─── Given records ───

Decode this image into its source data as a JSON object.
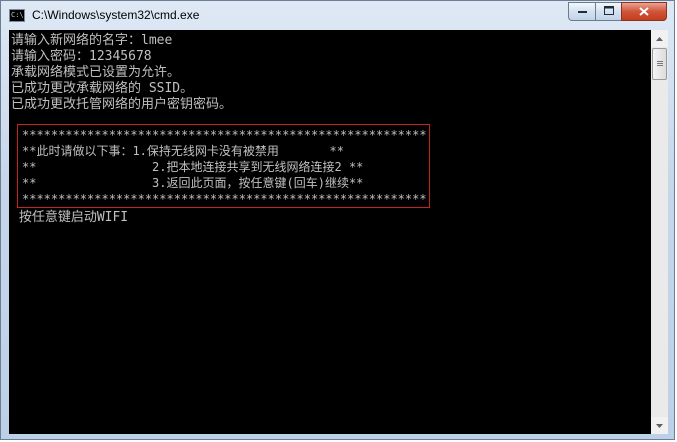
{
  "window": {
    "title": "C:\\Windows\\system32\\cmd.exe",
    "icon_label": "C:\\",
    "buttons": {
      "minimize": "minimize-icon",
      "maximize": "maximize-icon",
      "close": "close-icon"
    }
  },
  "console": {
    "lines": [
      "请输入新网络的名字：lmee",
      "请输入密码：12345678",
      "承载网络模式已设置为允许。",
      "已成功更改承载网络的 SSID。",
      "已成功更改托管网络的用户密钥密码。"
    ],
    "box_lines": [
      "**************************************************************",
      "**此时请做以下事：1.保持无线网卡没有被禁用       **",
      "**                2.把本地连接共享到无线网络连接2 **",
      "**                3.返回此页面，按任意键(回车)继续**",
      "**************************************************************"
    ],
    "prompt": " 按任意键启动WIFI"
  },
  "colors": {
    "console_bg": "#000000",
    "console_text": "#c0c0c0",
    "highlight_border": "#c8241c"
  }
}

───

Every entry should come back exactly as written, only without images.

Decode this image into its source data as a JSON object.
{
  "window": {
    "title": "C:\\Windows\\system32\\cmd.exe",
    "icon_label": "C:\\",
    "buttons": {
      "minimize": "minimize-icon",
      "maximize": "maximize-icon",
      "close": "close-icon"
    }
  },
  "console": {
    "lines": [
      "请输入新网络的名字：lmee",
      "请输入密码：12345678",
      "承载网络模式已设置为允许。",
      "已成功更改承载网络的 SSID。",
      "已成功更改托管网络的用户密钥密码。"
    ],
    "box_lines": [
      "**************************************************************",
      "**此时请做以下事：1.保持无线网卡没有被禁用       **",
      "**                2.把本地连接共享到无线网络连接2 **",
      "**                3.返回此页面，按任意键(回车)继续**",
      "**************************************************************"
    ],
    "prompt": " 按任意键启动WIFI"
  },
  "colors": {
    "console_bg": "#000000",
    "console_text": "#c0c0c0",
    "highlight_border": "#c8241c"
  }
}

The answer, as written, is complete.